Growing up poor in Reading’s poor Sixth Ward, Branch realized early that his home life would be unconventional, as he learned to navigate challenging moments brought on by his mother’s schizophrenia. “At 10, 11 years old, I had moments when I was the parent,” he says, helping her pay bills and stay organized. “Not a lot of time to figure out how to be a kid.”
For sixth grade, Branch attended the Milton Hershey School, a boarding school for low-income children, where he thrived academically. After junior year, though, Branch returned to Reading to be closer to a mother ill with cancer. When his girlfriend, Jessica Carl, got pregnant, the then 18-year-old’s focus became his family. The two married, and Branch went to work, taking on part-time jobs as a teller and a customer service rep.
After their son Eric was born in 2004, Jessica completed her biology degree and joined the pharmaceutical industry, while Branch rose to branch manager at Citizens Bank, intent on providing his family the financial security he never had. In 2008, the couple had a second son, Dante.
Despite the success, Branch still felt incomplete and decided to enroll in Albright’s accelerated degree program. His mother’s urgings played a part. “She kept asking, `Are you taking classes? I didn’t get my degree. I want you to be the first one,’” he says.
But after a couple of years, the load of being a husband, father, son and professional became too much. “It just fell by the wayside,” Branch says of school. “I always felt busy.”
Over the next dozen years, he climbed the banking ranks, eventually joining PNC. His success despite having no college degree spoke to his “grit and determination and persistence,” says Wells, who invited Branch to speak to her senior seminar classes earlier this year. “He doesn’t give up.”

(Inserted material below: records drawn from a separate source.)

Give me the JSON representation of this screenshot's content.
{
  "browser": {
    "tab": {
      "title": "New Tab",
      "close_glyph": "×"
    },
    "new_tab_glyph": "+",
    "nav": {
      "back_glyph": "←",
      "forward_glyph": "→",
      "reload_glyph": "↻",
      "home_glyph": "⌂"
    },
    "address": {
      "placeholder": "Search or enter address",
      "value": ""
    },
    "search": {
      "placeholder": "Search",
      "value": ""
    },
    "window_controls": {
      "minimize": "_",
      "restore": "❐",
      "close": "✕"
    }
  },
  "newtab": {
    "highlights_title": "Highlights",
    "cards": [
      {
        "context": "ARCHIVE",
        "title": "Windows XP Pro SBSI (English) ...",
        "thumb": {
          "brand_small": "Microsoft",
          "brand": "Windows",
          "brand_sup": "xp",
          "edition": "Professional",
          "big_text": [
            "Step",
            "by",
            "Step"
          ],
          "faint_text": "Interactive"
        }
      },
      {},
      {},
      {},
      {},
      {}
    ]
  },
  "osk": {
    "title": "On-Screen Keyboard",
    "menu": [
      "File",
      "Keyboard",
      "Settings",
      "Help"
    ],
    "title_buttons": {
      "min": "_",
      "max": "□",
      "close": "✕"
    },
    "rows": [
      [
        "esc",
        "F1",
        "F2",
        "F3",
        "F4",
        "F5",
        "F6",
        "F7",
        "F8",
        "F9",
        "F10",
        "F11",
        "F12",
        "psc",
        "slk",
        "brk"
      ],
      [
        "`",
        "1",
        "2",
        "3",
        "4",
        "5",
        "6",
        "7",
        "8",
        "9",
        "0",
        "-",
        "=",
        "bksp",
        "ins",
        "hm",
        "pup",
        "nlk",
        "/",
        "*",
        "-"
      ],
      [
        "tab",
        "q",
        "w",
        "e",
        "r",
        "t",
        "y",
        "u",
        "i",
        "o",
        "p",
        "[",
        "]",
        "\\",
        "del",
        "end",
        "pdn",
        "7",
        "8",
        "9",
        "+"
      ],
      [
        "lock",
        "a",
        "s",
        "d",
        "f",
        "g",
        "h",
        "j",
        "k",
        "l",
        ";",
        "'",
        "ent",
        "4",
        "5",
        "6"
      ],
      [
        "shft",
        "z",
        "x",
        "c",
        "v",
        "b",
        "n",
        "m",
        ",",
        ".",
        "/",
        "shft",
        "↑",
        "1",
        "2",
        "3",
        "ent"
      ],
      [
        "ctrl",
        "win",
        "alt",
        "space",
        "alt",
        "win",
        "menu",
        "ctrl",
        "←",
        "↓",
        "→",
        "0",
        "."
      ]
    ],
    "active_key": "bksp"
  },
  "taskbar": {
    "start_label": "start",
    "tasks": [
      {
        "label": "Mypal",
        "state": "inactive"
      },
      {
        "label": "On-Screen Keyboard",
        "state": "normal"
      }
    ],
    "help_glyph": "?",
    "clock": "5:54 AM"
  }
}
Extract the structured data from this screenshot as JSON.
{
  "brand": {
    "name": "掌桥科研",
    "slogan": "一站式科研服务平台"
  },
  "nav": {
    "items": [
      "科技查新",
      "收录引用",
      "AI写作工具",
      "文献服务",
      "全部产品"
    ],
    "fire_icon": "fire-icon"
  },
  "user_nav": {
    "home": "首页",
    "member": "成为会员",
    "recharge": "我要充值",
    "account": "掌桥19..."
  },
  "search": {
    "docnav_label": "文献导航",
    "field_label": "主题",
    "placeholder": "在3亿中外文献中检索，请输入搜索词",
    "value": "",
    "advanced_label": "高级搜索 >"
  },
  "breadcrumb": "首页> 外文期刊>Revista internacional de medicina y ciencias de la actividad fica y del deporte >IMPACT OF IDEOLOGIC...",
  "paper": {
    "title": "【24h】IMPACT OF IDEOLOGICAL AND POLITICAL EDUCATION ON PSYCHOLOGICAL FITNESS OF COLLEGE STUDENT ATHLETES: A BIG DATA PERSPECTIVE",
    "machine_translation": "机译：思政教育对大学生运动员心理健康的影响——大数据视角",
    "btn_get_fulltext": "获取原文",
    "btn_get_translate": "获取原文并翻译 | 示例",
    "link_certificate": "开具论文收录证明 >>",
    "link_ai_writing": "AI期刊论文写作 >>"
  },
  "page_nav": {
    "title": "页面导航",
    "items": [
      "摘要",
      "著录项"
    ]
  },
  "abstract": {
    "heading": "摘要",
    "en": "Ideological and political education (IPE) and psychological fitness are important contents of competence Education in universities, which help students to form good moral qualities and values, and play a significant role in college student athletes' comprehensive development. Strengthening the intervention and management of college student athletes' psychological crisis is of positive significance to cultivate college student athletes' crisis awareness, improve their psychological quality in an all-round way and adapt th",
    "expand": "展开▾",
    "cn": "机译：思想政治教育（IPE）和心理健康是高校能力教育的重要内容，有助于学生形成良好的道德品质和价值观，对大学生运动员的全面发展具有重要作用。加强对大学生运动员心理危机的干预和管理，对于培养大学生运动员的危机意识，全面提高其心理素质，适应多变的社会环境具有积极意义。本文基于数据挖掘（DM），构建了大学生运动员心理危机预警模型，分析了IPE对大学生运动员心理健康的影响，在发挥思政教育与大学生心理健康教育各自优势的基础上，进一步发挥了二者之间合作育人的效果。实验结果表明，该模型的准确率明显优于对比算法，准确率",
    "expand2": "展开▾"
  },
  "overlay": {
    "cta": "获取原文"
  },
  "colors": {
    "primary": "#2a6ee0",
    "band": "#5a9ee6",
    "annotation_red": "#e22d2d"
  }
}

Still, his uncompleted degree proved a burden. Branch recalls his first bank board meeting. “I was so intimidated,” he says. He was the only person of color, and he realized everyone else had a degree as they swapped college stories. “I felt very small, less than,” he says. “I was thinking, ‘Oh my, God, if anyone knew.’ It became unbearable.”
In 2019, Branch told himself it was now or never, for his mother, for his sons, for himself. He rejoined Albright, then almost stopped again because of a promotion heavy on travel. It was March of 2020. A global pandemic soon walloped the world; travel ground to a halt. “It enabled me to do class after class after class,” he says.
It was challenging, Branch allows, especially all those papers, but he worked hard. “My mother always said, ‘I want you to be your best person,’ and in my mind, I interpreted that as work hard,” he says. “I will always outwork anyone. I’ll stay up later, I’ll research longer, I’ll send out that one last email.”
When Branch got his diploma, he says, he shed tears of joy. “I felt a big relief, like a rock was lifted off my shoulders,” he says. Finally, he had fulfilled his commitment to his mother — and to himself.
“I no longer feel inferior,” Branch says. “I no longer feel less than.”
– Journalist Lini S. Kadaba is a former Philadelphia Inquirer staff writer based in Newtown Square, Pa.